───── Excerpted records ─────

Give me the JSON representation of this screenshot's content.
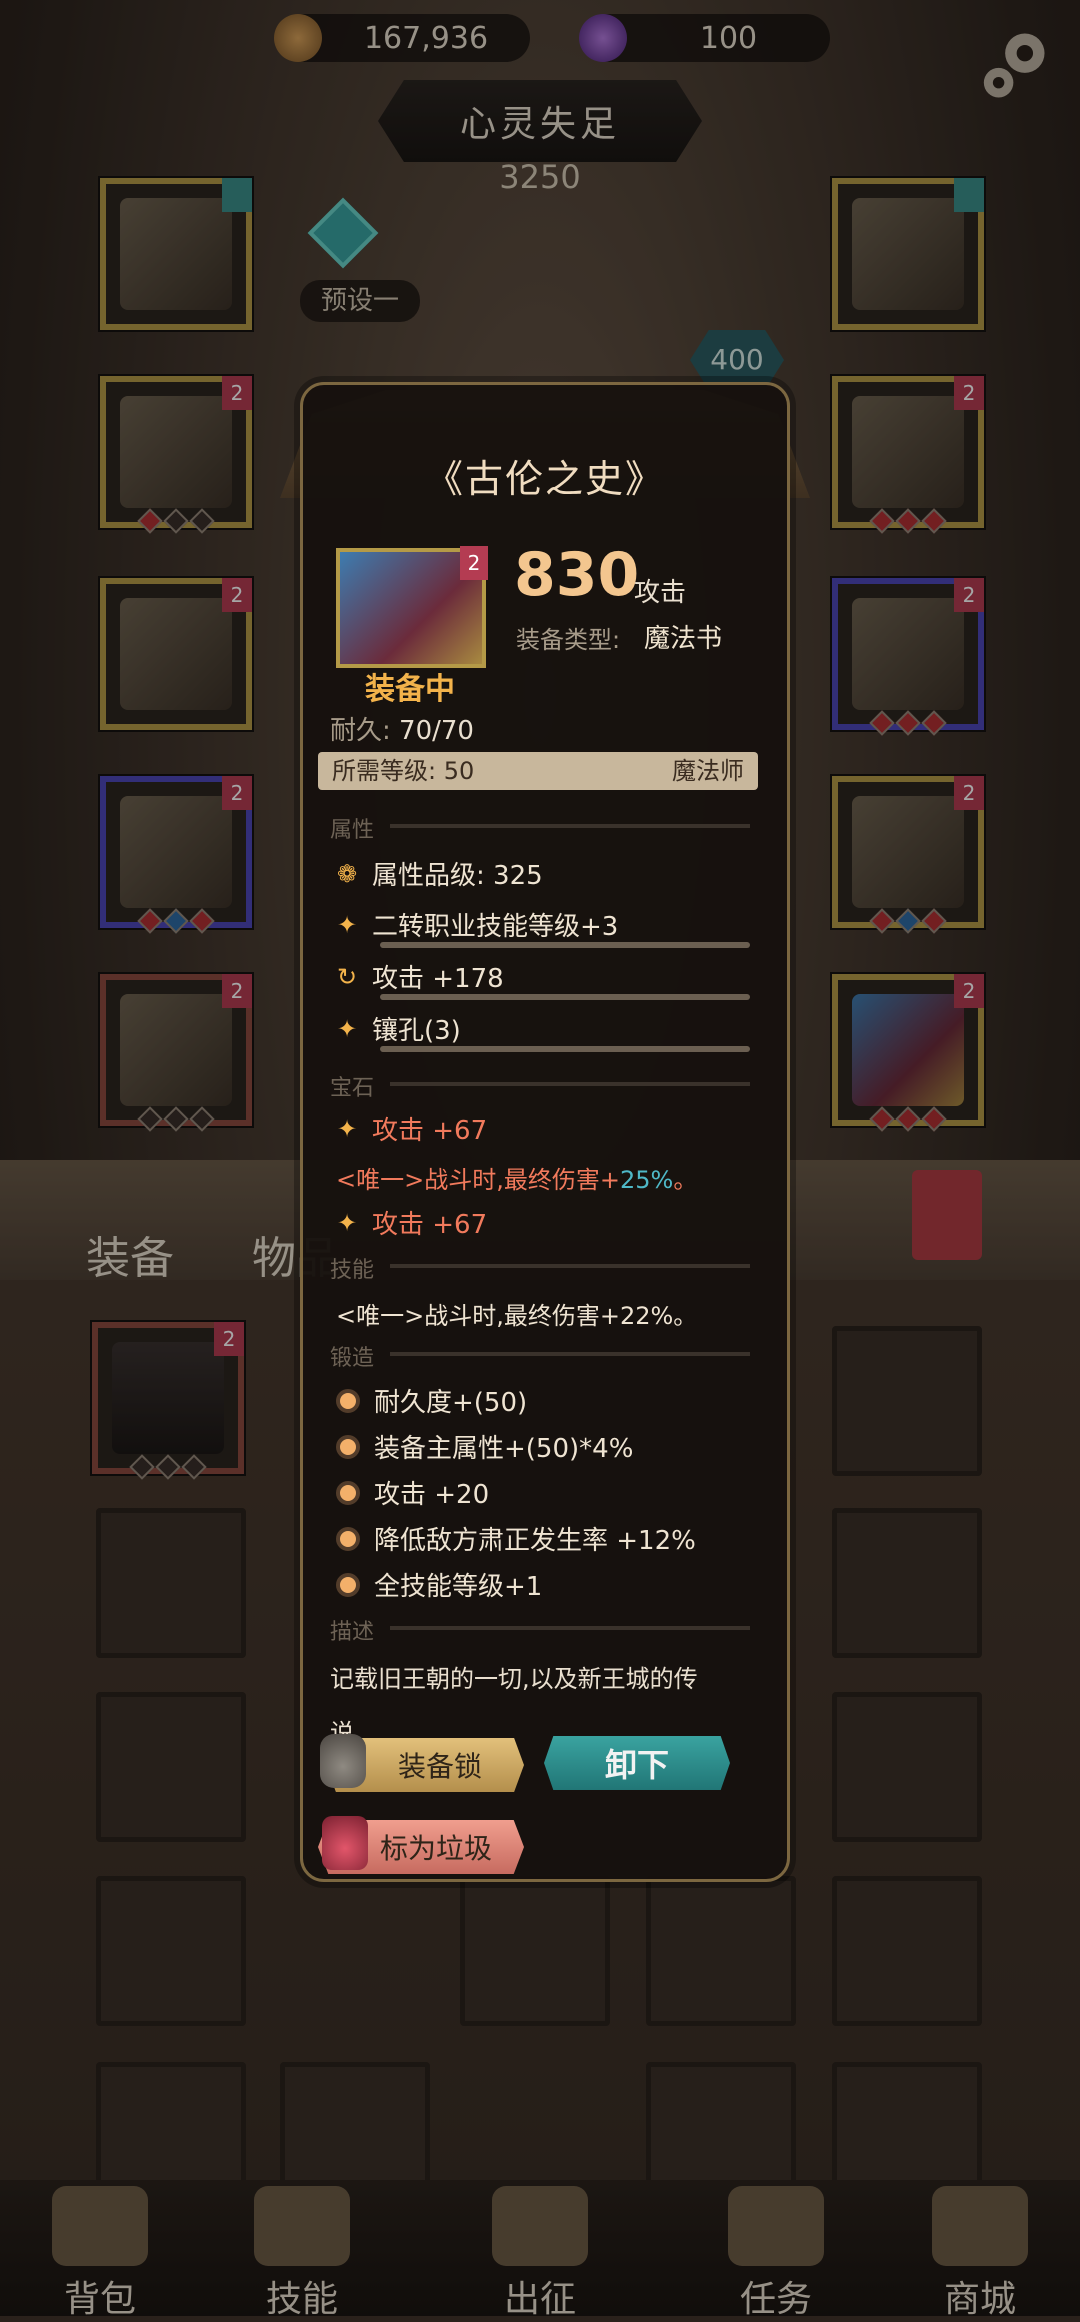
{
  "currency": {
    "gold": "167,936",
    "gems": "100"
  },
  "header": {
    "title": "心灵失足",
    "power": "3250",
    "preset": "预设一",
    "badge": "400"
  },
  "popup": {
    "title": "《古伦之史》",
    "attack_value": "830",
    "attack_unit": "攻击",
    "equip_type_label": "装备类型:",
    "equip_type_value": "魔法书",
    "equipped_label": "装备中",
    "durability_label": "耐久:",
    "durability_value": "70/70",
    "required_level": "所需等级: 50",
    "required_class": "魔法师",
    "item_tag": "2",
    "sections": {
      "attributes": "属性",
      "gems": "宝石",
      "skills": "技能",
      "forge": "锻造",
      "description": "描述"
    },
    "attributes": {
      "grade": "属性品级: 325",
      "line1": "二转职业技能等级+3",
      "line2": "攻击 +178",
      "line3": "镶孔(3)"
    },
    "gems": {
      "gem1": "攻击 +67",
      "gem1_effect_prefix": "<唯一>战斗时,最终伤害+",
      "gem1_effect_value": "25%",
      "gem1_effect_suffix": "。",
      "gem2": "攻击 +67"
    },
    "skill_line": "<唯一>战斗时,最终伤害+22%。",
    "forge": [
      "耐久度+(50)",
      "装备主属性+(50)*4%",
      "攻击 +20",
      "降低敌方肃正发生率 +12%",
      "全技能等级+1"
    ],
    "description_line1": "记载旧王朝的一切,以及新王城的传",
    "description_line2": "说",
    "buttons": {
      "lock": "装备锁",
      "unequip": "卸下",
      "junk": "标为垃圾"
    }
  },
  "tabs": {
    "equipment": "装备",
    "items": "物品"
  },
  "nav": [
    {
      "label": "背包",
      "icon": "backpack-icon"
    },
    {
      "label": "技能",
      "icon": "skill-book-icon"
    },
    {
      "label": "出征",
      "icon": "sword-map-icon"
    },
    {
      "label": "任务",
      "icon": "horn-icon"
    },
    {
      "label": "商城",
      "icon": "shop-crown-icon"
    }
  ],
  "colors": {
    "accent": "#f3b34b",
    "teal": "#3aa3a0",
    "danger": "#f17a5c"
  }
}
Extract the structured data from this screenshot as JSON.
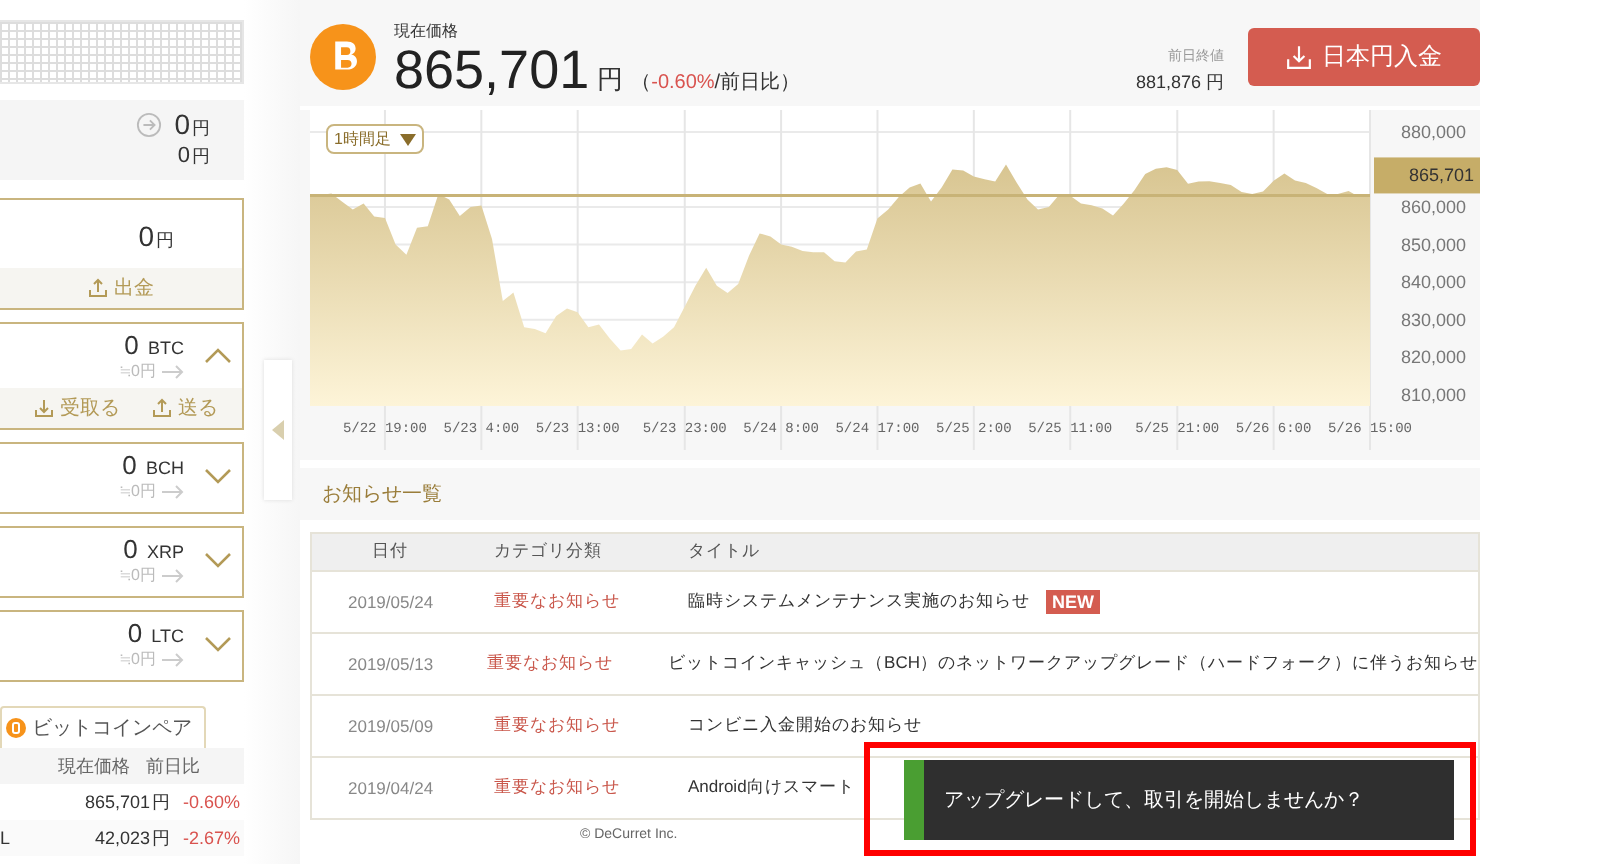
{
  "sidebar": {
    "summary": {
      "amount": "0",
      "unit": "円",
      "sub_amount": "0",
      "sub_unit": "円"
    },
    "jpy_card": {
      "amount": "0",
      "unit": "円",
      "action": "出金"
    },
    "assets": [
      {
        "amount": "0",
        "unit": "BTC",
        "jpy": "≒0円",
        "expanded": true,
        "actions": [
          "受取る",
          "送る"
        ]
      },
      {
        "amount": "0",
        "unit": "BCH",
        "jpy": "≒0円",
        "expanded": false
      },
      {
        "amount": "0",
        "unit": "XRP",
        "jpy": "≒0円",
        "expanded": false
      },
      {
        "amount": "0",
        "unit": "LTC",
        "jpy": "≒0円",
        "expanded": false
      }
    ],
    "pair_tab": {
      "label": "ビットコインペア",
      "selected": true
    },
    "pair_table": {
      "columns": [
        "現在価格",
        "前日比"
      ],
      "rows": [
        {
          "price": "865,701",
          "unit": "円",
          "change": "-0.60%"
        },
        {
          "pair_fragment": "L",
          "price": "42,023",
          "unit": "円",
          "change": "-2.67%"
        }
      ]
    }
  },
  "header": {
    "label": "現在価格",
    "price": "865,701",
    "unit": "円",
    "change_prefix": "（",
    "change": "-0.60%",
    "change_suffix": "/前日比）",
    "prev_close": {
      "label": "前日終値",
      "value": "881,876 円"
    },
    "deposit_button": "日本円入金"
  },
  "chart": {
    "interval": "1時間足",
    "chart_data": {
      "type": "area",
      "categories": [
        null,
        null,
        null,
        null,
        null,
        null,
        null,
        "5/22 19:00",
        null,
        null,
        null,
        null,
        null,
        null,
        null,
        null,
        "5/23 4:00",
        null,
        null,
        null,
        null,
        null,
        null,
        null,
        null,
        "5/23 13:00",
        null,
        null,
        null,
        null,
        null,
        null,
        null,
        null,
        null,
        "5/23 23:00",
        null,
        null,
        null,
        null,
        null,
        null,
        null,
        null,
        "5/24 8:00",
        null,
        null,
        null,
        null,
        null,
        null,
        null,
        null,
        "5/24 17:00",
        null,
        null,
        null,
        null,
        null,
        null,
        null,
        null,
        "5/25 2:00",
        null,
        null,
        null,
        null,
        null,
        null,
        null,
        null,
        "5/25 11:00",
        null,
        null,
        null,
        null,
        null,
        null,
        null,
        null,
        null,
        "5/25 21:00",
        null,
        null,
        null,
        null,
        null,
        null,
        null,
        null,
        "5/26 6:00",
        null,
        null,
        null,
        null,
        null,
        null,
        null,
        null,
        "5/26 15:00"
      ],
      "series": [
        {
          "color": "#d8c591",
          "values": [
            862700,
            863200,
            863600,
            861400,
            859300,
            860900,
            857500,
            857100,
            850000,
            847300,
            854500,
            854900,
            863500,
            862000,
            857600,
            860000,
            860400,
            851500,
            835000,
            837200,
            828000,
            827500,
            826400,
            831000,
            833000,
            832000,
            828000,
            828700,
            825000,
            821800,
            822200,
            826000,
            823700,
            825500,
            828000,
            833500,
            839000,
            843800,
            839000,
            837100,
            839500,
            847000,
            853000,
            852200,
            850000,
            849400,
            848300,
            848000,
            848000,
            845600,
            845200,
            848200,
            848700,
            857000,
            859400,
            862700,
            865200,
            866300,
            861500,
            865300,
            870000,
            869700,
            868100,
            867400,
            866800,
            871300,
            866500,
            862000,
            859400,
            860000,
            863400,
            863000,
            861000,
            860500,
            859600,
            857800,
            861000,
            864500,
            868800,
            870200,
            870600,
            869900,
            866200,
            866800,
            866900,
            866400,
            865900,
            864000,
            863500,
            864200,
            867000,
            868900,
            867100,
            866400,
            865100,
            863500,
            863500,
            864300,
            862700,
            863100
          ]
        }
      ],
      "ylim": [
        807000,
        880000
      ],
      "grid": true,
      "yticks": [
        {
          "value": 810000,
          "label": "810,000"
        },
        {
          "value": 820000,
          "label": "820,000"
        },
        {
          "value": 830000,
          "label": "830,000"
        },
        {
          "value": 840000,
          "label": "840,000"
        },
        {
          "value": 850000,
          "label": "850,000"
        },
        {
          "value": 860000,
          "label": "860,000"
        },
        {
          "value": 880000,
          "label": "880,000"
        }
      ],
      "annotations": [
        "865,701"
      ]
    }
  },
  "notices": {
    "title": "お知らせ一覧",
    "columns": [
      "日付",
      "カテゴリ分類",
      "タイトル"
    ],
    "rows": [
      {
        "date": "2019/05/24",
        "category": "重要なお知らせ",
        "title": "臨時システムメンテナンス実施のお知らせ",
        "new": true,
        "badge": "NEW"
      },
      {
        "date": "2019/05/13",
        "category": "重要なお知らせ",
        "title": "ビットコインキャッシュ（BCH）のネットワークアップグレード（ハードフォーク）に伴うお知らせ",
        "new": false
      },
      {
        "date": "2019/05/09",
        "category": "重要なお知らせ",
        "title": "コンビニ入金開始のお知らせ",
        "new": false
      },
      {
        "date": "2019/04/24",
        "category": "重要なお知らせ",
        "title": "Android向けスマート",
        "new": false
      }
    ]
  },
  "footer": "© DeCurret Inc.",
  "toast": {
    "message": "アップグレードして、取引を開始しませんか？",
    "highlighted": true
  }
}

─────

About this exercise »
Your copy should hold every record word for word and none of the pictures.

Answer space »
Give me the JSON representation of this screenshot's content.
{
  "currency": {
    "gold": "167,936",
    "gems": "100"
  },
  "header": {
    "title": "心灵失足",
    "power": "3250",
    "preset": "预设一",
    "badge": "400"
  },
  "popup": {
    "title": "《古伦之史》",
    "attack_value": "830",
    "attack_unit": "攻击",
    "equip_type_label": "装备类型:",
    "equip_type_value": "魔法书",
    "equipped_label": "装备中",
    "durability_label": "耐久:",
    "durability_value": "70/70",
    "required_level": "所需等级: 50",
    "required_class": "魔法师",
    "item_tag": "2",
    "sections": {
      "attributes": "属性",
      "gems": "宝石",
      "skills": "技能",
      "forge": "锻造",
      "description": "描述"
    },
    "attributes": {
      "grade": "属性品级: 325",
      "line1": "二转职业技能等级+3",
      "line2": "攻击 +178",
      "line3": "镶孔(3)"
    },
    "gems": {
      "gem1": "攻击 +67",
      "gem1_effect_prefix": "<唯一>战斗时,最终伤害+",
      "gem1_effect_value": "25%",
      "gem1_effect_suffix": "。",
      "gem2": "攻击 +67"
    },
    "skill_line": "<唯一>战斗时,最终伤害+22%。",
    "forge": [
      "耐久度+(50)",
      "装备主属性+(50)*4%",
      "攻击 +20",
      "降低敌方肃正发生率 +12%",
      "全技能等级+1"
    ],
    "description_line1": "记载旧王朝的一切,以及新王城的传",
    "description_line2": "说",
    "buttons": {
      "lock": "装备锁",
      "unequip": "卸下",
      "junk": "标为垃圾"
    }
  },
  "tabs": {
    "equipment": "装备",
    "items": "物品"
  },
  "nav": [
    {
      "label": "背包",
      "icon": "backpack-icon"
    },
    {
      "label": "技能",
      "icon": "skill-book-icon"
    },
    {
      "label": "出征",
      "icon": "sword-map-icon"
    },
    {
      "label": "任务",
      "icon": "horn-icon"
    },
    {
      "label": "商城",
      "icon": "shop-crown-icon"
    }
  ],
  "colors": {
    "accent": "#f3b34b",
    "teal": "#3aa3a0",
    "danger": "#f17a5c"
  }
}
Extract the structured data from this screenshot as JSON.
{
  "sidebar": {
    "summary": {
      "amount": "0",
      "unit": "円",
      "sub_amount": "0",
      "sub_unit": "円"
    },
    "jpy_card": {
      "amount": "0",
      "unit": "円",
      "action": "出金"
    },
    "assets": [
      {
        "amount": "0",
        "unit": "BTC",
        "jpy": "≒0円",
        "expanded": true,
        "actions": [
          "受取る",
          "送る"
        ]
      },
      {
        "amount": "0",
        "unit": "BCH",
        "jpy": "≒0円",
        "expanded": false
      },
      {
        "amount": "0",
        "unit": "XRP",
        "jpy": "≒0円",
        "expanded": false
      },
      {
        "amount": "0",
        "unit": "LTC",
        "jpy": "≒0円",
        "expanded": false
      }
    ],
    "pair_tab": {
      "label": "ビットコインペア",
      "selected": true
    },
    "pair_table": {
      "columns": [
        "現在価格",
        "前日比"
      ],
      "rows": [
        {
          "price": "865,701",
          "unit": "円",
          "change": "-0.60%"
        },
        {
          "pair_fragment": "L",
          "price": "42,023",
          "unit": "円",
          "change": "-2.67%"
        }
      ]
    }
  },
  "header": {
    "label": "現在価格",
    "price": "865,701",
    "unit": "円",
    "change_prefix": "（",
    "change": "-0.60%",
    "change_suffix": "/前日比）",
    "prev_close": {
      "label": "前日終値",
      "value": "881,876 円"
    },
    "deposit_button": "日本円入金"
  },
  "chart": {
    "interval": "1時間足",
    "chart_data": {
      "type": "area",
      "categories": [
        null,
        null,
        null,
        null,
        null,
        null,
        null,
        "5/22 19:00",
        null,
        null,
        null,
        null,
        null,
        null,
        null,
        null,
        "5/23 4:00",
        null,
        null,
        null,
        null,
        null,
        null,
        null,
        null,
        "5/23 13:00",
        null,
        null,
        null,
        null,
        null,
        null,
        null,
        null,
        null,
        "5/23 23:00",
        null,
        null,
        null,
        null,
        null,
        null,
        null,
        null,
        "5/24 8:00",
        null,
        null,
        null,
        null,
        null,
        null,
        null,
        null,
        "5/24 17:00",
        null,
        null,
        null,
        null,
        null,
        null,
        null,
        null,
        "5/25 2:00",
        null,
        null,
        null,
        null,
        null,
        null,
        null,
        null,
        "5/25 11:00",
        null,
        null,
        null,
        null,
        null,
        null,
        null,
        null,
        null,
        "5/25 21:00",
        null,
        null,
        null,
        null,
        null,
        null,
        null,
        null,
        "5/26 6:00",
        null,
        null,
        null,
        null,
        null,
        null,
        null,
        null,
        "5/26 15:00"
      ],
      "series": [
        {
          "color": "#d8c591",
          "values": [
            862700,
            863200,
            863600,
            861400,
            859300,
            860900,
            857500,
            857100,
            850000,
            847300,
            854500,
            854900,
            863500,
            862000,
            857600,
            860000,
            860400,
            851500,
            835000,
            837200,
            828000,
            827500,
            826400,
            831000,
            833000,
            832000,
            828000,
            828700,
            825000,
            821800,
            822200,
            826000,
            823700,
            825500,
            828000,
            833500,
            839000,
            843800,
            839000,
            837100,
            839500,
            847000,
            853000,
            852200,
            850000,
            849400,
            848300,
            848000,
            848000,
            845600,
            845200,
            848200,
            848700,
            857000,
            859400,
            862700,
            865200,
            866300,
            861500,
            865300,
            870000,
            869700,
            868100,
            867400,
            866800,
            871300,
            866500,
            862000,
            859400,
            860000,
            863400,
            863000,
            861000,
            860500,
            859600,
            857800,
            861000,
            864500,
            868800,
            870200,
            870600,
            869900,
            866200,
            866800,
            866900,
            866400,
            865900,
            864000,
            863500,
            864200,
            867000,
            868900,
            867100,
            866400,
            865100,
            863500,
            863500,
            864300,
            862700,
            863100
          ]
        }
      ],
      "ylim": [
        807000,
        880000
      ],
      "grid": true,
      "yticks": [
        {
          "value": 810000,
          "label": "810,000"
        },
        {
          "value": 820000,
          "label": "820,000"
        },
        {
          "value": 830000,
          "label": "830,000"
        },
        {
          "value": 840000,
          "label": "840,000"
        },
        {
          "value": 850000,
          "label": "850,000"
        },
        {
          "value": 860000,
          "label": "860,000"
        },
        {
          "value": 880000,
          "label": "880,000"
        }
      ],
      "annotations": [
        "865,701"
      ]
    }
  },
  "notices": {
    "title": "お知らせ一覧",
    "columns": [
      "日付",
      "カテゴリ分類",
      "タイトル"
    ],
    "rows": [
      {
        "date": "2019/05/24",
        "category": "重要なお知らせ",
        "title": "臨時システムメンテナンス実施のお知らせ",
        "new": true,
        "badge": "NEW"
      },
      {
        "date": "2019/05/13",
        "category": "重要なお知らせ",
        "title": "ビットコインキャッシュ（BCH）のネットワークアップグレード（ハードフォーク）に伴うお知らせ",
        "new": false
      },
      {
        "date": "2019/05/09",
        "category": "重要なお知らせ",
        "title": "コンビニ入金開始のお知らせ",
        "new": false
      },
      {
        "date": "2019/04/24",
        "category": "重要なお知らせ",
        "title": "Android向けスマート",
        "new": false
      }
    ]
  },
  "footer": "© DeCurret Inc.",
  "toast": {
    "message": "アップグレードして、取引を開始しませんか？",
    "highlighted": true
  }
}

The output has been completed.